Unfortunately, the approach has some serious limitations. For one thing, it's not a natural fit for humans. For example, a human backup driver taking over from an AI in an emergency will not have instant awareness of the situation. Their reaction time will be slower initially, which can pose serious safety issues.
Even in less safety-critical applications, humans as backup doesn't always work as well as it should. For example, human translators hired to refine machine translations often struggle with the machine's inability to grasp nuance. Fixing an overly literalistic AI translation can end up being just as time-consuming as traditionally translating the piece.
Smarter Ways to Loop Humans In
It's not that the "humans as backup" model is bad, so much as that there may be better ways to divide work between humans and machines for many applications. One simple innovation is using the machine to support the human worker, rather than the other way around. This is essentially what autocomplete is; a human writer writes the text, and the machine makes helpful suggestions. Over time, the system learns to anticipate what words the writer will need, but the human writer remains in charge.
When used for translation, this approach empowers the translator to use the machine's suggestions when they're useful and disregard them when they're not. And because the human is directing the action, the machine takes in more data, which means it can improve faster.
Another example is the way expert systems are changing to empower medical professionals to make diagnoses. AI has been used with good results to evaluate medical scans for signs of diseases such as cancer. Still, there are situations where a doctor may be interested in testing a particular hypothesis that the machine may not be trained to detect.

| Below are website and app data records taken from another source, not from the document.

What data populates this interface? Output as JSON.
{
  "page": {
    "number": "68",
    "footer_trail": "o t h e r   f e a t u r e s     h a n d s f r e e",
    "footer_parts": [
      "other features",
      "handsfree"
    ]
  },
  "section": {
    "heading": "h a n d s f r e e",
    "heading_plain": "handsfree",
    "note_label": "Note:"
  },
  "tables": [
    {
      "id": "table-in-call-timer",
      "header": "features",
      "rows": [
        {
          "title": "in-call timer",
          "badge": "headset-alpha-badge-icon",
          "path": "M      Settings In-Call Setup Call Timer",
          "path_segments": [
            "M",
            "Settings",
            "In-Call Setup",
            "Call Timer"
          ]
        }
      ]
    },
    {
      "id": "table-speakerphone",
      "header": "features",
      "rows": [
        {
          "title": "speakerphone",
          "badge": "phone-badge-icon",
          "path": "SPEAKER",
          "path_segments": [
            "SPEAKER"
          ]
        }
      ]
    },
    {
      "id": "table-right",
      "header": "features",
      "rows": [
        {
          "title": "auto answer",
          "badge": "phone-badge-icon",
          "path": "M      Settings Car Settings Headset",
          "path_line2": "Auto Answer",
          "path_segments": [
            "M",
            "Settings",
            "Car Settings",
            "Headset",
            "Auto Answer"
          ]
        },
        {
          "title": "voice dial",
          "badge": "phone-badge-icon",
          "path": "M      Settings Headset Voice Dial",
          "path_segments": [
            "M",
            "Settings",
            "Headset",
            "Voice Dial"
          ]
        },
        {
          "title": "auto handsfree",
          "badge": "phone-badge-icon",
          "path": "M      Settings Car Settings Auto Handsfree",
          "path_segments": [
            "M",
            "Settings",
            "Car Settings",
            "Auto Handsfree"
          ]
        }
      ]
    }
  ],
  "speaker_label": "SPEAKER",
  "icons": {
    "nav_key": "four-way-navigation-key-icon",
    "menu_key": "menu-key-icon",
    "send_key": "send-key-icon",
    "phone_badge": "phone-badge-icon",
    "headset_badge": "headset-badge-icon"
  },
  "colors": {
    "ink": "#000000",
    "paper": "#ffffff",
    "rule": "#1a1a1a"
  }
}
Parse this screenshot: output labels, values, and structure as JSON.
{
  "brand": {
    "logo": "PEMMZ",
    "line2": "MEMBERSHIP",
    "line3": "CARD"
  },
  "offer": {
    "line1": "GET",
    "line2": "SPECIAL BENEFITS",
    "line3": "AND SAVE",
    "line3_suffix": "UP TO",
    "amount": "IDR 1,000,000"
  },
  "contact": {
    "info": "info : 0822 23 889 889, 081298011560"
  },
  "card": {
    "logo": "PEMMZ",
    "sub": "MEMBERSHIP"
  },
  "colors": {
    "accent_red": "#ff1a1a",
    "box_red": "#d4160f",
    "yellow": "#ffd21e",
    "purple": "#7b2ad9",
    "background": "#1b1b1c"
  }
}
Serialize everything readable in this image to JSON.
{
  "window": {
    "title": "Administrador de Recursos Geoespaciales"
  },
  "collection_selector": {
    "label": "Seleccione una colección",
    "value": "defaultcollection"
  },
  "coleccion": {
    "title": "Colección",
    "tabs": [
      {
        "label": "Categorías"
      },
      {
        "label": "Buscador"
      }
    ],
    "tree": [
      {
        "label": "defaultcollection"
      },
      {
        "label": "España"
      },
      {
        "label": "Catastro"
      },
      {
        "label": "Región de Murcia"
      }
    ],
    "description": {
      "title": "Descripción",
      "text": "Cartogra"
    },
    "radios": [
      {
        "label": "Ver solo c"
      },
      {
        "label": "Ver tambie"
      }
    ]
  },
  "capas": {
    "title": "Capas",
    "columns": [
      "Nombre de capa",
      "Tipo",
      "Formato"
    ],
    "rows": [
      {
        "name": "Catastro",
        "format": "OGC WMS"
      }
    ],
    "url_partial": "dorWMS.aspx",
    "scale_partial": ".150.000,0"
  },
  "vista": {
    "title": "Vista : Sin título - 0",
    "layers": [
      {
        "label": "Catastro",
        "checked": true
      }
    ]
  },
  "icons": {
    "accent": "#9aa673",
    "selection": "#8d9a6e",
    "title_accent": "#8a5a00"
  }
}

Newer AI technology can help the doctor by providing relevant information, such as images of the illness the doctor suspects or data comparing the patient's scan to scans of a particular rare disease. Again, the goal isn't to replace the doctor but to help the doctor do their job more effectively.
The Future of AI
Building AI that interacts with humans in smarter ways doesn't just help solve particular problems — it potentially changes the way organizations develop artificial intelligence fundamentally. Systems that integrate humans more naturally receive more feedback, which means they learn and improve more quickly.
We believe techniques from software engineering like agile development and the spiral model act as a multiplier. As AI and ML professionals learn to apply these techniques, they'll be able to test and improve their systems more quickly, shortening development cycles.
This growth could fundamentally change the nature of AI and ML in the long run. Rather than primarily being a tool for the bottom line, AI will be able to take a greater role in strategic decision-making, helping humans spot new problems to solve and build new solutions on a much shorter timescale.
Bitvore will enable you to stay on the cutting edge of AI capabilities, providing better data analytics, providing new insights, and making your best talent even more effective.
To learn more about how Bitvore can enhance your strategic capabilities, read our whitepaper Unstructured Alternative Data in Predictive Modeling.